§ **WORK TO COMPLETE**:
The records that follow are to be repeated exactly, with the pictures removed.

§ **MATERIAL FOR THIS EXERCISE**:
┌──
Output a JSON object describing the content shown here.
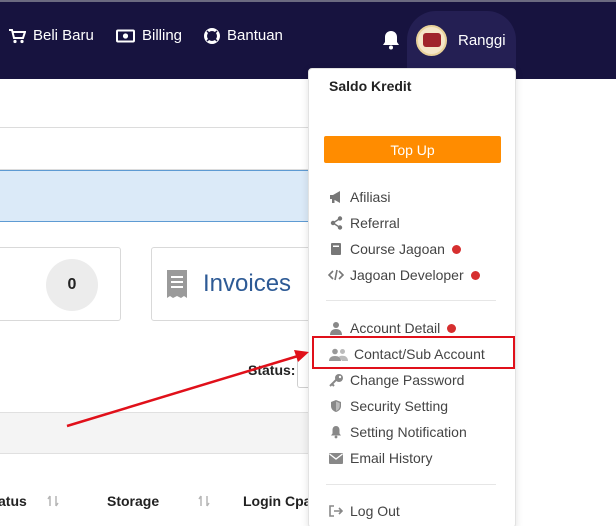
{
  "nav": {
    "items": [
      {
        "label": "Beli Baru",
        "icon": "cart-icon"
      },
      {
        "label": "Billing",
        "icon": "billing-icon"
      },
      {
        "label": "Bantuan",
        "icon": "lifebuoy-icon"
      }
    ],
    "user_name": "Ranggi"
  },
  "cards": {
    "count_value": "0",
    "invoices_label": "Invoices"
  },
  "filter": {
    "status_label": "Status:"
  },
  "table": {
    "headers": [
      "atus",
      "Storage",
      "Login Cpa"
    ]
  },
  "dropdown": {
    "title": "Saldo Kredit",
    "topup_label": "Top Up",
    "group1": [
      {
        "label": "Afiliasi",
        "icon": "megaphone-icon",
        "dot": false
      },
      {
        "label": "Referral",
        "icon": "share-icon",
        "dot": false
      },
      {
        "label": "Course Jagoan",
        "icon": "book-icon",
        "dot": true
      },
      {
        "label": "Jagoan Developer",
        "icon": "code-icon",
        "dot": true
      }
    ],
    "group2": [
      {
        "label": "Account Detail",
        "icon": "user-icon",
        "dot": true
      },
      {
        "label": "Contact/Sub Account",
        "icon": "users-icon",
        "dot": false
      },
      {
        "label": "Change Password",
        "icon": "key-icon",
        "dot": false
      },
      {
        "label": "Security Setting",
        "icon": "shield-icon",
        "dot": false
      },
      {
        "label": "Setting Notification",
        "icon": "bell-icon",
        "dot": false
      },
      {
        "label": "Email History",
        "icon": "envelope-icon",
        "dot": false
      }
    ],
    "logout_label": "Log Out"
  },
  "colors": {
    "navbar": "#17133f",
    "topup": "#ff8c00",
    "notification_dot": "#d62f2f",
    "annotation": "#e0101a",
    "link_blue": "#2d5a95"
  }
}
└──
§ **RESULT FOR THIS EXERCISE**:
Output a JSON object describing the content shown here.
{
  "nav": {
    "items": [
      {
        "label": "Beli Baru",
        "icon": "cart-icon"
      },
      {
        "label": "Billing",
        "icon": "billing-icon"
      },
      {
        "label": "Bantuan",
        "icon": "lifebuoy-icon"
      }
    ],
    "user_name": "Ranggi"
  },
  "cards": {
    "count_value": "0",
    "invoices_label": "Invoices"
  },
  "filter": {
    "status_label": "Status:"
  },
  "table": {
    "headers": [
      "atus",
      "Storage",
      "Login Cpa"
    ]
  },
  "dropdown": {
    "title": "Saldo Kredit",
    "topup_label": "Top Up",
    "group1": [
      {
        "label": "Afiliasi",
        "icon": "megaphone-icon",
        "dot": false
      },
      {
        "label": "Referral",
        "icon": "share-icon",
        "dot": false
      },
      {
        "label": "Course Jagoan",
        "icon": "book-icon",
        "dot": true
      },
      {
        "label": "Jagoan Developer",
        "icon": "code-icon",
        "dot": true
      }
    ],
    "group2": [
      {
        "label": "Account Detail",
        "icon": "user-icon",
        "dot": true
      },
      {
        "label": "Contact/Sub Account",
        "icon": "users-icon",
        "dot": false
      },
      {
        "label": "Change Password",
        "icon": "key-icon",
        "dot": false
      },
      {
        "label": "Security Setting",
        "icon": "shield-icon",
        "dot": false
      },
      {
        "label": "Setting Notification",
        "icon": "bell-icon",
        "dot": false
      },
      {
        "label": "Email History",
        "icon": "envelope-icon",
        "dot": false
      }
    ],
    "logout_label": "Log Out"
  },
  "colors": {
    "navbar": "#17133f",
    "topup": "#ff8c00",
    "notification_dot": "#d62f2f",
    "annotation": "#e0101a",
    "link_blue": "#2d5a95"
  }
}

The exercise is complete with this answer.